Obviously, you are going to drown, but no! Nothing's that simple in Fighting Fantasy. Instead, surreal plots devised result in you descending into the lost city of Atlantis and being protected by the magic of the Pentagram, which results in you gaining gills and having your dinner protected against ware. Hmm. Maybe, that's a little too bizarre for some people. It's certainly a crazy idea, but one that allows a different perspective to the book. Your actual quest hereon is not to survive as that's achieved easily enough, but to gain your revenge on the pirates. You have until nightfall to explore Atlantis gaining what you need to avenge the death of your crew and take home all the treasure for yourself. There are actually numerous ways of doing this, many of which you probably won't find. It becomes obvious from the beginning that you need to search for Black Pearls, as this is your best hope of overcoming the pirates and Captain Bloodaxe. These tend to be guarded by dangerous foes of course, and if you want to succeed in the best way - that is setting off for Port Blacksand with a ship full of goodies - you'll need at least eight and knowledge of an appropriate command. However, this in a way is a problem, because after you've dealt with the pirates once - say, with 6 black pearls in your pocket - the incentive is not particularly great for you to go back and do it the best way.

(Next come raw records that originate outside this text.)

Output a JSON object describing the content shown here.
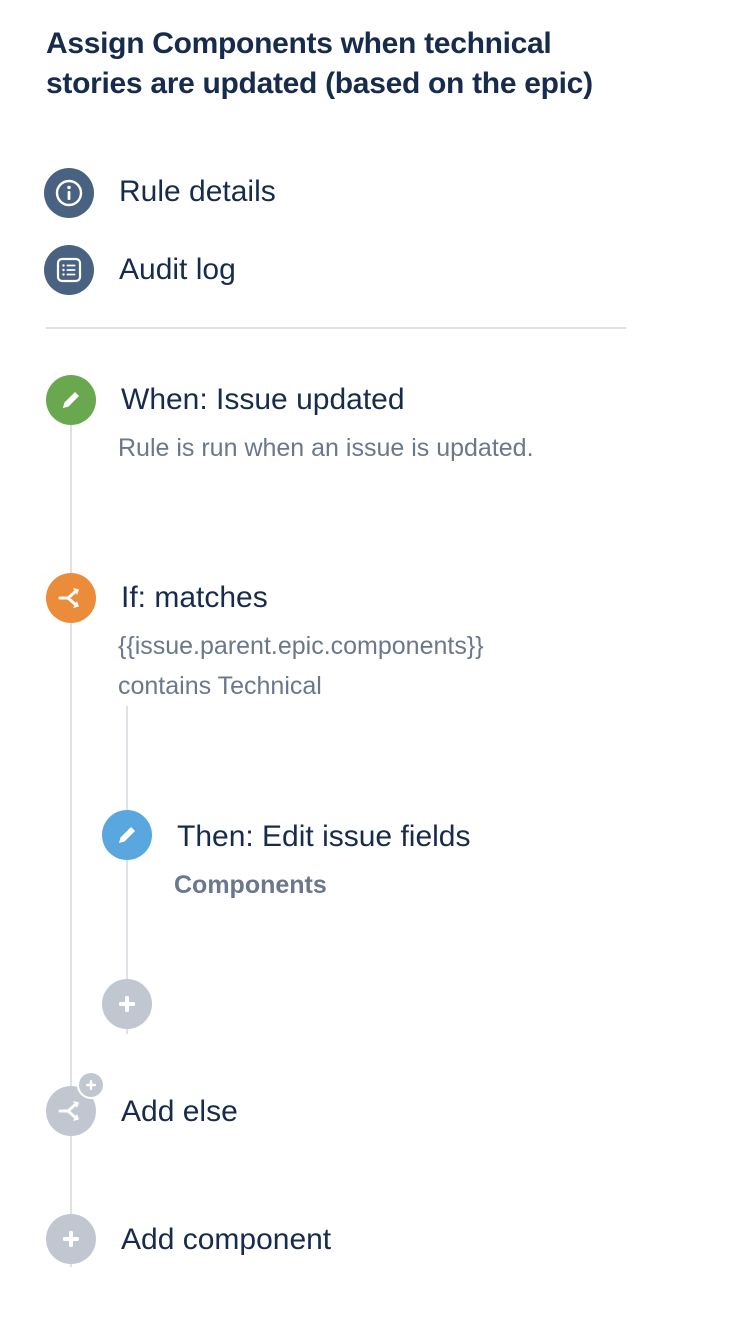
{
  "title": "Assign Components when technical stories are updated (based on the epic)",
  "nav": {
    "rule_details": "Rule details",
    "audit_log": "Audit log"
  },
  "trigger": {
    "heading": "When: Issue updated",
    "description": "Rule is run when an issue is updated."
  },
  "condition": {
    "heading": "If: matches",
    "line1": "{{issue.parent.epic.components}}",
    "line2": "contains Technical"
  },
  "action": {
    "heading": "Then: Edit issue fields",
    "field": "Components"
  },
  "add_else": "Add else",
  "add_component": "Add component",
  "colors": {
    "nav_icon_bg": "#4a6281",
    "trigger_green": "#6aa84f",
    "condition_orange": "#eb8c3a",
    "action_blue": "#5aa7e0",
    "inactive_gray": "#c1c7d0",
    "line_gray": "#dfe1e6"
  }
}
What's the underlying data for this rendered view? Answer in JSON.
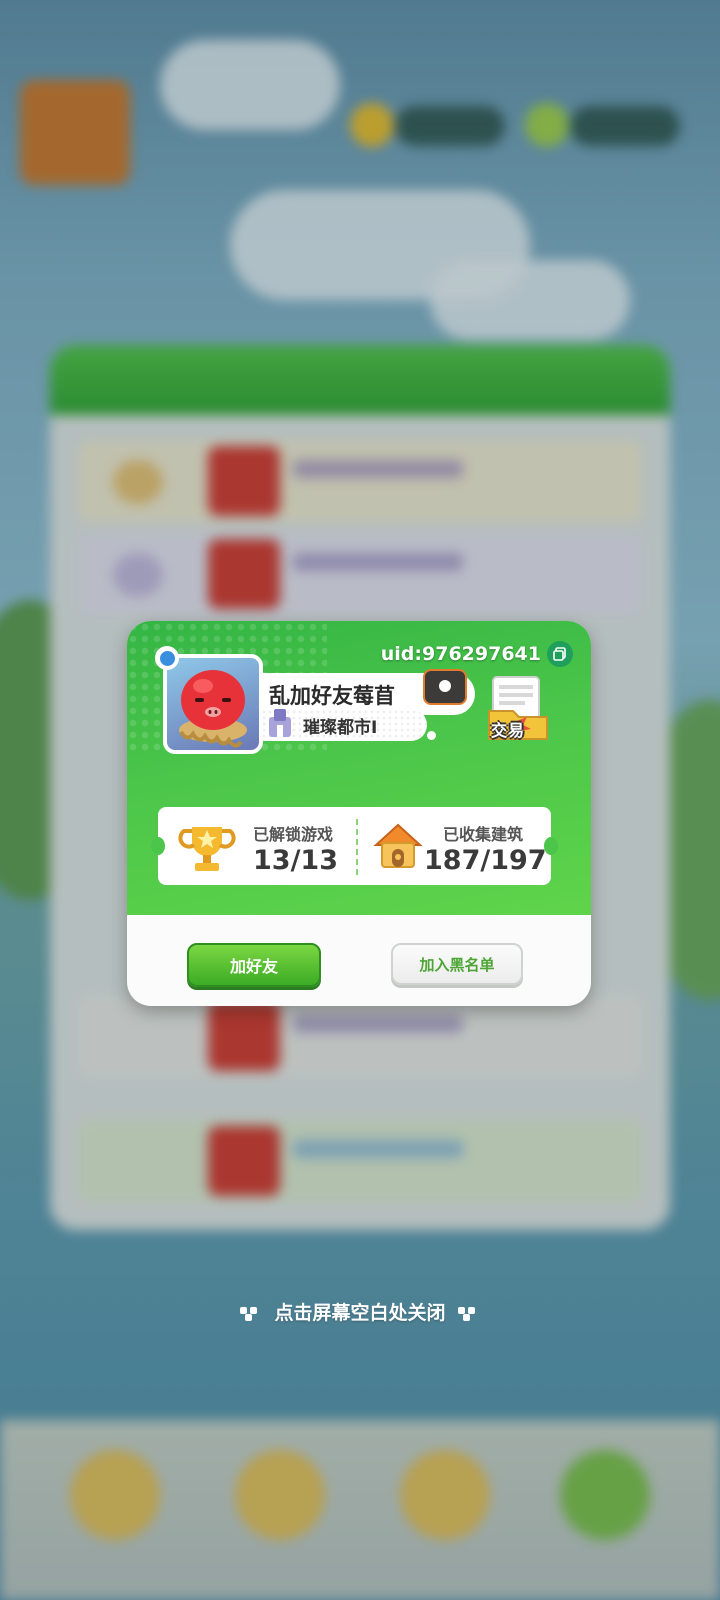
{
  "profile": {
    "uid": "uid:976297641",
    "name": "乱加好友莓苜",
    "city": "璀璨都市I"
  },
  "trade": {
    "label": "交易"
  },
  "stats": {
    "games_label": "已解锁游戏",
    "games_value": "13/13",
    "buildings_label": "已收集建筑",
    "buildings_value": "187/197"
  },
  "actions": {
    "add_friend": "加好友",
    "add_blacklist": "加入黑名单"
  },
  "hint": "点击屏幕空白处关闭",
  "colors": {
    "header_green": "#4cc64a",
    "button_green": "#3cab25",
    "copy_button": "#1f9f5b"
  },
  "icons": {
    "copy": "copy-icon",
    "gender": "male-icon",
    "trophy": "trophy-icon",
    "house": "house-icon",
    "trade": "trade-folder-icon"
  }
}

During the adventure, there are a couple of important characters you might wish to come across. These include Greylock, Cyrano the Swordfish, Keeekweeet the Dolphin and the infamous Sea Dragon. The Sea Dragon is a very curious character, as he can help you defeat the pirates in one of the lesser endings, or you can kill him off - no easy task - and then go on to do it the best way possible. A thing I don't particularly like about the book is that you can escape with your life quite easily. If you haven't got what you need by the end of the book, you can swim to the surface and live on. Not really in the Fighting Fantasy spirit this. Surely everything should be succeed or die. Still, despite the curious situations of the endings, the book is a thoroughly enjoyable read. I always enjoyed my journeys through the deep, encountering some nice creatures and characters, and linking together various pieces of the puzzle. To complete the book, you're going to have to beat at least one tough opponent of level 10 or above which is about the level books should be at. However, with the various endings it does become a slightly easy book to finish. One thing the book can't be accused of is being linear. It is quite difficult to map some of the areas out, and linking between certain buildings is not necessarily possible. Many locations can only be reached via certain routes, and your actions beforehand tend to alter the path you take in the immediate future. Unfortunately, this probably makes the book a little short from start to finish. It also becomes pretty obvious early on what you need to be doing on each journey. The book also introduces a number of creatures unlikely to be seen in other Fighting Fantasy books. Being under water, all the enemies are rather fishy, and we get introduced to the Lionfish amongst other better-known opponents of much more familiarity.

Overall, Demons of the Deep is a very nice read. There is little confusion, and getting to unexplored sections quickly is relatively easy. The characters are nice, though Captain Bloodaxe is unlikely to be heralded as a classic Fighting Fantasy enemy. The plot is reasonable, with a nice story unfolding as you journey through Atlantis. Where it comes unstuck is the simplicity of surviving and the multiple successful endings, which is not want people want to see in fighting Fantasy books. It's certainly never going to be classified as bad like some of the others in the series may be, but the flaws regarding the ending inevitably lower its status. There are a number of ways it could have been improved on, but it's definitely a must for collectors and an enjoyable read at all times.

Rating: 6 out of 10